|US20100188172 *||Oct 5, 2007||Jul 29, 2010||Thales||Quick tractable filter|
|U.S. Classification||333/174, 334/15, 333/175|
|International Classification||H03J3/18, H03H7/01, H03H7/12|
|Cooperative Classification||H03H7/1775, H03J3/185, H03H7/01|
|European Classification||H03H7/01, H03J3/18A|
|Jan 9, 1989||AS||Assignment|
Owner name: U.S. PHILIPS CORPORATION, A DE CORP., NEW YORK
Free format text: ASSIGNMENT OF ASSIGNORS INTEREST.;ASSIGNOR:SPEAKE, JOHN D.;REEL/FRAME:005002/0570
Effective date: 19881208
|Jan 3, 1995||FPAY||Fee payment|
Year of fee payment: 4

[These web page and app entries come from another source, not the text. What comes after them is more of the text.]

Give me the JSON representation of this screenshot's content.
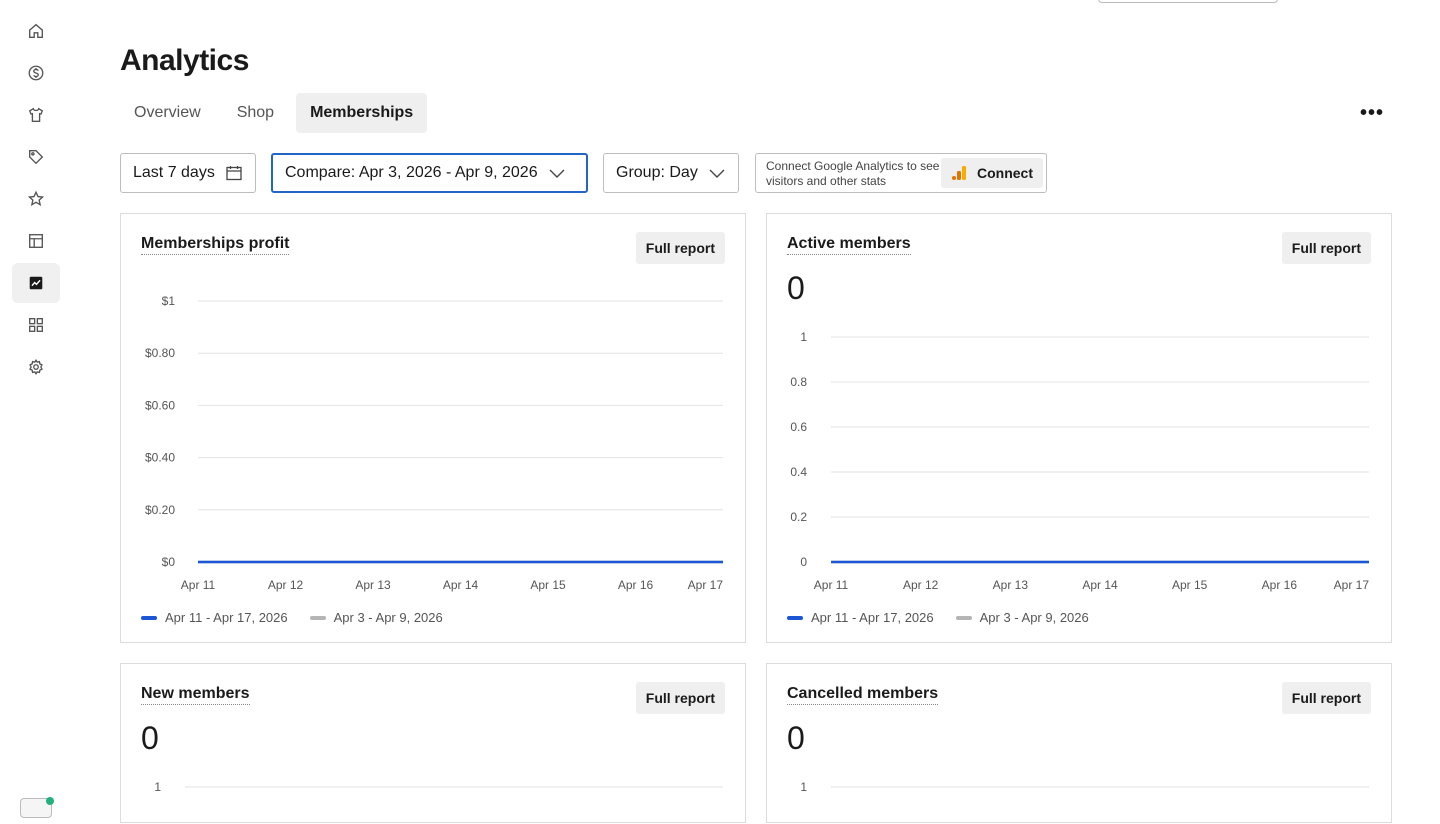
{
  "page": {
    "title": "Analytics"
  },
  "tabs": [
    {
      "label": "Overview",
      "active": false
    },
    {
      "label": "Shop",
      "active": false
    },
    {
      "label": "Memberships",
      "active": true
    }
  ],
  "more_label": "•••",
  "filters": {
    "range": "Last 7 days",
    "compare": "Compare: Apr 3, 2026 - Apr 9, 2026",
    "group": "Group: Day"
  },
  "google_analytics": {
    "text": "Connect Google Analytics to see visitors and other stats",
    "button": "Connect"
  },
  "sidebar": {
    "items": [
      {
        "icon": "home-icon"
      },
      {
        "icon": "dollar-icon"
      },
      {
        "icon": "shirt-icon"
      },
      {
        "icon": "tag-icon"
      },
      {
        "icon": "star-icon"
      },
      {
        "icon": "table-icon"
      },
      {
        "icon": "analytics-icon",
        "active": true
      },
      {
        "icon": "apps-icon"
      },
      {
        "icon": "gear-icon"
      }
    ]
  },
  "colors": {
    "current_series": "#1a56d6",
    "compare_series": "#b5b5b5",
    "accent": "#2166c5"
  },
  "cards": {
    "profit": {
      "title": "Memberships profit",
      "button": "Full report"
    },
    "active": {
      "title": "Active members",
      "value": "0",
      "button": "Full report"
    },
    "new": {
      "title": "New members",
      "value": "0",
      "button": "Full report"
    },
    "cancelled": {
      "title": "Cancelled members",
      "value": "0",
      "button": "Full report"
    }
  },
  "legend": {
    "current": "Apr 11 - Apr 17, 2026",
    "compare": "Apr 3 - Apr 9, 2026"
  },
  "chart_data": [
    {
      "type": "line",
      "title": "Memberships profit",
      "x": [
        "Apr 11",
        "Apr 12",
        "Apr 13",
        "Apr 14",
        "Apr 15",
        "Apr 16",
        "Apr 17"
      ],
      "yticks": [
        "$1",
        "$0.80",
        "$0.60",
        "$0.40",
        "$0.20",
        "$0"
      ],
      "ylim": [
        0,
        1
      ],
      "series": [
        {
          "name": "Apr 11 - Apr 17, 2026",
          "values": [
            0,
            0,
            0,
            0,
            0,
            0,
            0
          ]
        },
        {
          "name": "Apr 3 - Apr 9, 2026",
          "values": [
            0,
            0,
            0,
            0,
            0,
            0,
            0
          ]
        }
      ],
      "grid": true,
      "legend": "bottom-left"
    },
    {
      "type": "line",
      "title": "Active members",
      "x": [
        "Apr 11",
        "Apr 12",
        "Apr 13",
        "Apr 14",
        "Apr 15",
        "Apr 16",
        "Apr 17"
      ],
      "yticks": [
        "1",
        "0.8",
        "0.6",
        "0.4",
        "0.2",
        "0"
      ],
      "ylim": [
        0,
        1
      ],
      "series": [
        {
          "name": "Apr 11 - Apr 17, 2026",
          "values": [
            0,
            0,
            0,
            0,
            0,
            0,
            0
          ]
        },
        {
          "name": "Apr 3 - Apr 9, 2026",
          "values": [
            0,
            0,
            0,
            0,
            0,
            0,
            0
          ]
        }
      ],
      "grid": true,
      "legend": "bottom-left"
    },
    {
      "type": "line",
      "title": "New members",
      "yticks": [
        "1"
      ],
      "ylim": [
        0,
        1
      ]
    },
    {
      "type": "line",
      "title": "Cancelled members",
      "yticks": [
        "1"
      ],
      "ylim": [
        0,
        1
      ]
    }
  ]
}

|Dec 23, 1998||FPAY||Fee payment|
Year of fee payment: 8
|Mar 5, 1999||AS||Assignment|
Owner name: SIMOCO INTERNATIONAL LIMITED, ENGLAND
Free format text: ASSIGNMENT OF ASSIGNORS INTEREST;ASSIGNOR:U.S. PHILIPS CORPORATION;REEL/FRAME:009798/0110
Effective date: 19990301
|Jan 15, 2003||REMI||Maintenance fee reminder mailed|
|Jul 2, 2003||LAPS||Lapse for failure to pay maintenance fees|
|Aug 26, 2003||FP||Expired due to failure to pay maintenance fee|
Effective date: 20030702